Material for this task section start

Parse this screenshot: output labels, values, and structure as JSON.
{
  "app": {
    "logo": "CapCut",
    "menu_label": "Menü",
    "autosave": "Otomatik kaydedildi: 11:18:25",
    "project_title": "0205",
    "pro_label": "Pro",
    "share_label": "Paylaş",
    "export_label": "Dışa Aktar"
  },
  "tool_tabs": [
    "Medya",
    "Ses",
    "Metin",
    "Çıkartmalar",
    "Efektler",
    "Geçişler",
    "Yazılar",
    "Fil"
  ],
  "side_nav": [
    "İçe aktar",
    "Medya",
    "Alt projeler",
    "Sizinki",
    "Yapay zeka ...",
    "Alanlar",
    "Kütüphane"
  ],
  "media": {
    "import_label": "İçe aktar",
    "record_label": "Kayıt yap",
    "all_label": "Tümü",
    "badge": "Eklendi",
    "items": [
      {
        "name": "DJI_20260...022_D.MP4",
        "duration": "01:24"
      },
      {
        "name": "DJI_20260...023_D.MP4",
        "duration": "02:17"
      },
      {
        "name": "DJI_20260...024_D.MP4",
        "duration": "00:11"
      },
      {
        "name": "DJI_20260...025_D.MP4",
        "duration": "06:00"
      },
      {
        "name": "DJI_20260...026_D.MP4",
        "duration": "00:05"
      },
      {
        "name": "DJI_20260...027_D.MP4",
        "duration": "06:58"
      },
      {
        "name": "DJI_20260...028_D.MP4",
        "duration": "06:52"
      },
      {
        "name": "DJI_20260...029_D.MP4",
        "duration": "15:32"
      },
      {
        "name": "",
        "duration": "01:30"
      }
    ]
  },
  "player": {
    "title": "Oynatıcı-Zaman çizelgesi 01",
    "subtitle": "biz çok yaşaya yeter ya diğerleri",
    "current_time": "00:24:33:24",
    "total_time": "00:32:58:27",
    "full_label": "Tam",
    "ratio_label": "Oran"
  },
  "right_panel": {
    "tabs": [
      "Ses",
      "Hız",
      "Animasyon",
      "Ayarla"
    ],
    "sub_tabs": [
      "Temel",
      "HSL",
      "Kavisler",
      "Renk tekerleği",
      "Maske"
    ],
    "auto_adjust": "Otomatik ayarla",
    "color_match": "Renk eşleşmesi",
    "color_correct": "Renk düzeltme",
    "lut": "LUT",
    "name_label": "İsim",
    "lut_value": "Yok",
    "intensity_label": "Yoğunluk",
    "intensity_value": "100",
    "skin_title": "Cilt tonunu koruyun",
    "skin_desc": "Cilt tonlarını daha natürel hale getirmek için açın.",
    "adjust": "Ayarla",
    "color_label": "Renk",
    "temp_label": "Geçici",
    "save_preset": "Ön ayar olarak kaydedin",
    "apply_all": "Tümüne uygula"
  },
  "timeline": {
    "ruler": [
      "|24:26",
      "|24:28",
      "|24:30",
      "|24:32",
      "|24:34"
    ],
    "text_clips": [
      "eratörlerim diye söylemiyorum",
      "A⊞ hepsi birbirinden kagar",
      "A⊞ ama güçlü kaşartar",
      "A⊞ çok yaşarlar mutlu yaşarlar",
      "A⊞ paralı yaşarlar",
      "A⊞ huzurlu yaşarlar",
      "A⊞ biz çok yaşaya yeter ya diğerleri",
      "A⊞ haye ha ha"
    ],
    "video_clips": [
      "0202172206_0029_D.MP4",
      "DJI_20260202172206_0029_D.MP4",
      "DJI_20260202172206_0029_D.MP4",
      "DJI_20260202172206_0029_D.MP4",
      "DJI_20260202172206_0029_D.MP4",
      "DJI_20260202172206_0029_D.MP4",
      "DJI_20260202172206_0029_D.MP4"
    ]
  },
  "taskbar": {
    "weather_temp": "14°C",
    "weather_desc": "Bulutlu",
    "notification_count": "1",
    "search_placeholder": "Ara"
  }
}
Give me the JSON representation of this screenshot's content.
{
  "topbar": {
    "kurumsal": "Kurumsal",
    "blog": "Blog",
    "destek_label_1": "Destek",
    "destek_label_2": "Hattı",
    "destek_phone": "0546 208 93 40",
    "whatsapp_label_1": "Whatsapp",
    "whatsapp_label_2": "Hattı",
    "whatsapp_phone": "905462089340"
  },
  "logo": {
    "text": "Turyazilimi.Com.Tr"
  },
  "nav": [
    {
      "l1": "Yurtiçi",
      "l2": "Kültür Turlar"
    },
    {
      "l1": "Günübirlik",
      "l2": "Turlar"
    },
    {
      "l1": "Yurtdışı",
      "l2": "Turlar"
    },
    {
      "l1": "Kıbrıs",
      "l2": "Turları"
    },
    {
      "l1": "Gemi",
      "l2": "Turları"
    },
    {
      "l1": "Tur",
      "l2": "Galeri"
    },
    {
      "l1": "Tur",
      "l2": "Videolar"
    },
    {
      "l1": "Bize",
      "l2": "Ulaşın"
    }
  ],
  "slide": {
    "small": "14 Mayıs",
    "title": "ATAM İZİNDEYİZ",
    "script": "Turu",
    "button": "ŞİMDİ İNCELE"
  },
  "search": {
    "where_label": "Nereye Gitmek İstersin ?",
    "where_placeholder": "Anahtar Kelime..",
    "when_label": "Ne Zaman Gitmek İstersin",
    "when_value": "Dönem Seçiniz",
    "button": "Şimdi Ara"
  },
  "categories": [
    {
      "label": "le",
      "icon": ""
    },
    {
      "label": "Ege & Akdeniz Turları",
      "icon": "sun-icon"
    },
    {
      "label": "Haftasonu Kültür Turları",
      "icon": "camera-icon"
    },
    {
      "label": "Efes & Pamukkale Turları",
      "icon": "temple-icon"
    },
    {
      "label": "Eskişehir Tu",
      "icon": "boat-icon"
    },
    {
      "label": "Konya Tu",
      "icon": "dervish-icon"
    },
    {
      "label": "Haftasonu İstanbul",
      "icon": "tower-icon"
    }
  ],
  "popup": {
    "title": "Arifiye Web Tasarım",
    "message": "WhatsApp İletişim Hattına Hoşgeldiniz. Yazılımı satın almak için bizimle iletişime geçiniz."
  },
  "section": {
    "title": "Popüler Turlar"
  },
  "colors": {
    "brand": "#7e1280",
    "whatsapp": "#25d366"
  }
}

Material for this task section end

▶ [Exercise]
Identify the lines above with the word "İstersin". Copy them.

▶ [The answer]
    "where_label": "Nereye Gitmek İstersin ?",
    "when_label": "Ne Zaman Gitmek İstersin",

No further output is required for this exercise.